# DIRECTIONS FOR THIS TASK:
Please go through the records below and return every line holding the word "header".

Page and application data records
......

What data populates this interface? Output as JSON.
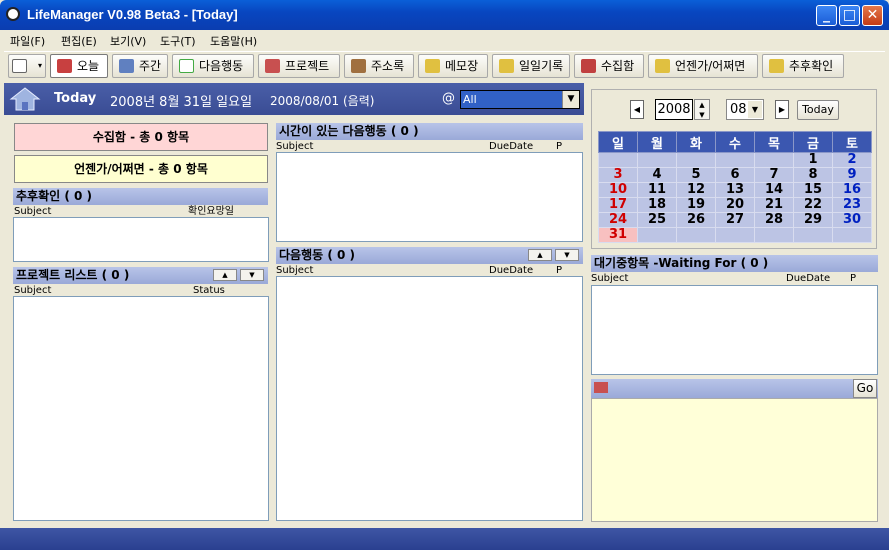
{
  "window": {
    "title": "LifeManager V0.98 Beta3 - [Today]",
    "min": "_",
    "max": "□",
    "close": "✕"
  },
  "menu": [
    "파일(F)",
    "편집(E)",
    "보기(V)",
    "도구(T)",
    "도움말(H)"
  ],
  "toolbar": [
    "오늘",
    "주간",
    "다음행동",
    "프로젝트",
    "주소록",
    "메모장",
    "일일기록",
    "수집함",
    "언젠가/어쩌면",
    "추후확인"
  ],
  "header": {
    "today": "Today",
    "date": "2008년 8월 31일 일요일",
    "lunar": "2008/08/01 (음력)",
    "at": "@",
    "filter": "All"
  },
  "left": {
    "inbox": "수집함 - 총 0 항목",
    "someday": "언젠가/어쩌면 - 총 0 항목",
    "followup": {
      "title": "추후확인 ( 0 )",
      "col1": "Subject",
      "col2": "확인요망일"
    },
    "projects": {
      "title": "프로젝트 리스트 ( 0 )",
      "col1": "Subject",
      "col2": "Status"
    }
  },
  "middle": {
    "timed": {
      "title": "시간이 있는 다음행동 ( 0 )",
      "col1": "Subject",
      "col2": "DueDate",
      "col3": "P"
    },
    "next": {
      "title": "다음행동 ( 0 )",
      "col1": "Subject",
      "col2": "DueDate",
      "col3": "P"
    }
  },
  "calendar": {
    "year": "2008",
    "month": "08",
    "today_button": "Today",
    "weekdays": [
      "일",
      "월",
      "화",
      "수",
      "목",
      "금",
      "토"
    ],
    "weeks": [
      [
        "",
        "",
        "",
        "",
        "",
        "1",
        "2"
      ],
      [
        "3",
        "4",
        "5",
        "6",
        "7",
        "8",
        "9"
      ],
      [
        "10",
        "11",
        "12",
        "13",
        "14",
        "15",
        "16"
      ],
      [
        "17",
        "18",
        "19",
        "20",
        "21",
        "22",
        "23"
      ],
      [
        "24",
        "25",
        "26",
        "27",
        "28",
        "29",
        "30"
      ],
      [
        "31",
        "",
        "",
        "",
        "",
        "",
        ""
      ]
    ]
  },
  "waiting": {
    "title": "대기중항목 -Waiting For ( 0 )",
    "col1": "Subject",
    "col2": "DueDate",
    "col3": "P"
  },
  "memo": {
    "go": "Go"
  },
  "colors": {
    "header": "#3a4c94",
    "panel_bar": "#9aa9d8",
    "calendar_head": "#3b57b0",
    "sunday": "#d00000",
    "saturday": "#0020c0",
    "memo_bg": "#ffffd8"
  }
}
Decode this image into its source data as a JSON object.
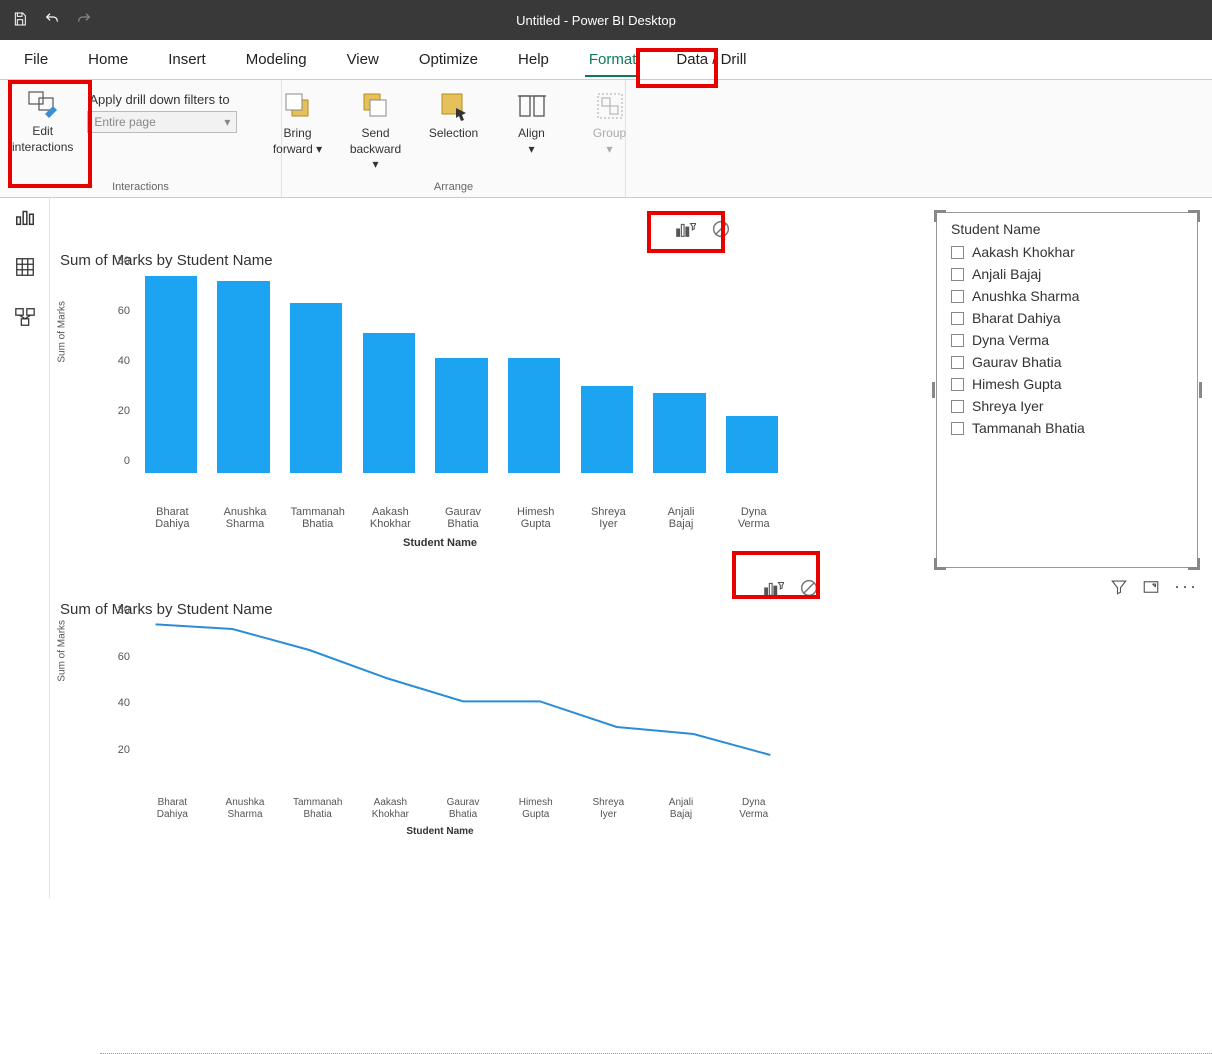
{
  "titlebar": {
    "title": "Untitled - Power BI Desktop"
  },
  "tabs": [
    "File",
    "Home",
    "Insert",
    "Modeling",
    "View",
    "Optimize",
    "Help",
    "Format",
    "Data / Drill"
  ],
  "active_tab": "Format",
  "ribbon": {
    "edit_interactions": {
      "line1": "Edit",
      "line2": "interactions"
    },
    "drill_label": "Apply drill down filters to",
    "drill_value": "Entire page",
    "interactions_group": "Interactions",
    "bring_forward": {
      "line1": "Bring",
      "line2": "forward"
    },
    "send_backward": {
      "line1": "Send",
      "line2": "backward"
    },
    "selection": "Selection",
    "align": "Align",
    "group": "Group",
    "arrange_group": "Arrange"
  },
  "slicer": {
    "header": "Student Name",
    "items": [
      "Aakash Khokhar",
      "Anjali Bajaj",
      "Anushka Sharma",
      "Bharat Dahiya",
      "Dyna Verma",
      "Gaurav Bhatia",
      "Himesh Gupta",
      "Shreya Iyer",
      "Tammanah Bhatia"
    ]
  },
  "chart_data": [
    {
      "type": "bar",
      "title": "Sum of Marks by Student Name",
      "xlabel": "Student Name",
      "ylabel": "Sum of Marks",
      "ylim": [
        0,
        80
      ],
      "yticks": [
        0,
        20,
        40,
        60,
        80
      ],
      "categories": [
        "Bharat Dahiya",
        "Anushka Sharma",
        "Tammanah Bhatia",
        "Aakash Khokhar",
        "Gaurav Bhatia",
        "Himesh Gupta",
        "Shreya Iyer",
        "Anjali Bajaj",
        "Dyna Verma"
      ],
      "values": [
        79,
        77,
        68,
        56,
        46,
        46,
        35,
        32,
        23
      ]
    },
    {
      "type": "line",
      "title": "Sum of Marks by Student Name",
      "xlabel": "Student Name",
      "ylabel": "Sum of Marks",
      "ylim": [
        20,
        80
      ],
      "yticks": [
        20,
        40,
        60,
        80
      ],
      "categories": [
        "Bharat Dahiya",
        "Anushka Sharma",
        "Tammanah Bhatia",
        "Aakash Khokhar",
        "Gaurav Bhatia",
        "Himesh Gupta",
        "Shreya Iyer",
        "Anjali Bajaj",
        "Dyna Verma"
      ],
      "values": [
        79,
        77,
        68,
        56,
        46,
        46,
        35,
        32,
        23
      ]
    }
  ]
}
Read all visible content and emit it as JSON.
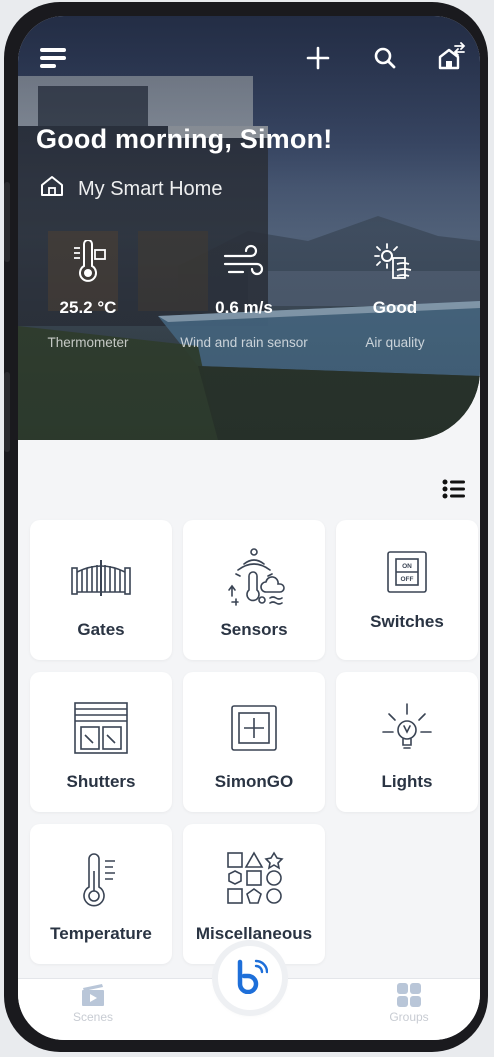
{
  "header": {
    "greeting": "Good morning, Simon!",
    "home_name": "My Smart Home"
  },
  "toolbar": {
    "menu_icon": "hamburger-menu-icon",
    "add_icon": "plus-icon",
    "search_icon": "search-icon",
    "switch_home_icon": "home-switch-icon"
  },
  "stats": [
    {
      "value": "25.2 °C",
      "caption": "Thermometer",
      "icon": "thermometer-icon"
    },
    {
      "value": "0.6 m/s",
      "caption": "Wind and rain sensor",
      "icon": "wind-icon"
    },
    {
      "value": "Good",
      "caption": "Air quality",
      "icon": "air-quality-icon"
    }
  ],
  "view_toggle_icon": "list-view-icon",
  "categories": [
    {
      "label": "Gates",
      "icon": "gate-icon"
    },
    {
      "label": "Sensors",
      "icon": "sensors-icon"
    },
    {
      "label": "Switches",
      "icon": "switch-icon"
    },
    {
      "label": "Shutters",
      "icon": "shutter-icon"
    },
    {
      "label": "SimonGO",
      "icon": "simongo-icon"
    },
    {
      "label": "Lights",
      "icon": "light-bulb-icon"
    },
    {
      "label": "Temperature",
      "icon": "temperature-icon"
    },
    {
      "label": "Miscellaneous",
      "icon": "shapes-icon"
    }
  ],
  "bottom_nav": {
    "scenes": "Scenes",
    "groups": "Groups",
    "center_icon": "voice-assistant-icon"
  },
  "switch_icon_text": {
    "on": "ON",
    "off": "OFF"
  },
  "colors": {
    "accent": "#1e6fd9",
    "tile_bg": "#ffffff",
    "text_dark": "#2a3443",
    "icon_stroke": "#3a4454"
  }
}
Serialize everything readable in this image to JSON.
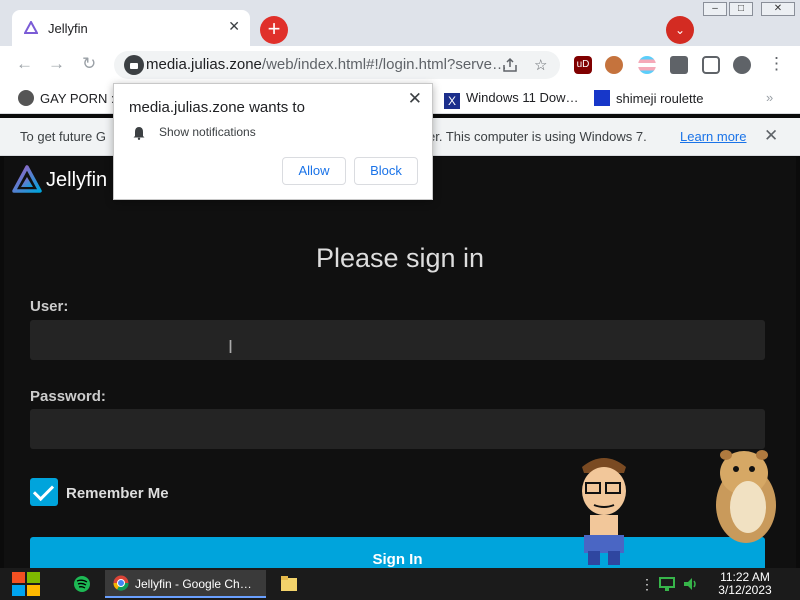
{
  "window": {
    "minimize": "–",
    "maximize": "□",
    "close": "✕"
  },
  "tab": {
    "title": "Jellyfin",
    "close": "✕",
    "new_tab": "+",
    "tab_search": "⌄"
  },
  "toolbar": {
    "back": "←",
    "forward": "→",
    "reload": "↻",
    "url_host": "media.julias.zone",
    "url_path": "/web/index.html#!/login.html?serve…",
    "share_icon": "share-icon",
    "star": "☆",
    "menu": "⋮"
  },
  "bookmarks": {
    "items": [
      {
        "label": "GAY PORN :"
      },
      {
        "label": "Windows 11 Dow…"
      },
      {
        "label": "shimeji roulette"
      }
    ],
    "overflow": "»"
  },
  "infobar": {
    "text_left": "To get future G",
    "text_right": "er. This computer is using Windows 7.",
    "learn_more": "Learn more",
    "close": "✕"
  },
  "notification_popup": {
    "title": "media.julias.zone wants to",
    "permission": "Show notifications",
    "allow": "Allow",
    "block": "Block",
    "close": "✕"
  },
  "jellyfin": {
    "brand": "Jellyfin",
    "heading": "Please sign in",
    "user_label": "User:",
    "user_value": "",
    "password_label": "Password:",
    "password_value": "",
    "remember_me": "Remember Me",
    "remember_checked": true,
    "sign_in": "Sign In",
    "accent_color": "#00a4dc"
  },
  "taskbar": {
    "chrome_label": "Jellyfin - Google Ch…",
    "time": "11:22 AM",
    "date": "3/12/2023"
  }
}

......

# EXERCISE SOLUTION:
  "header": {
    "header": "#3a4c94",
    "header": "Student Name",
  "header": {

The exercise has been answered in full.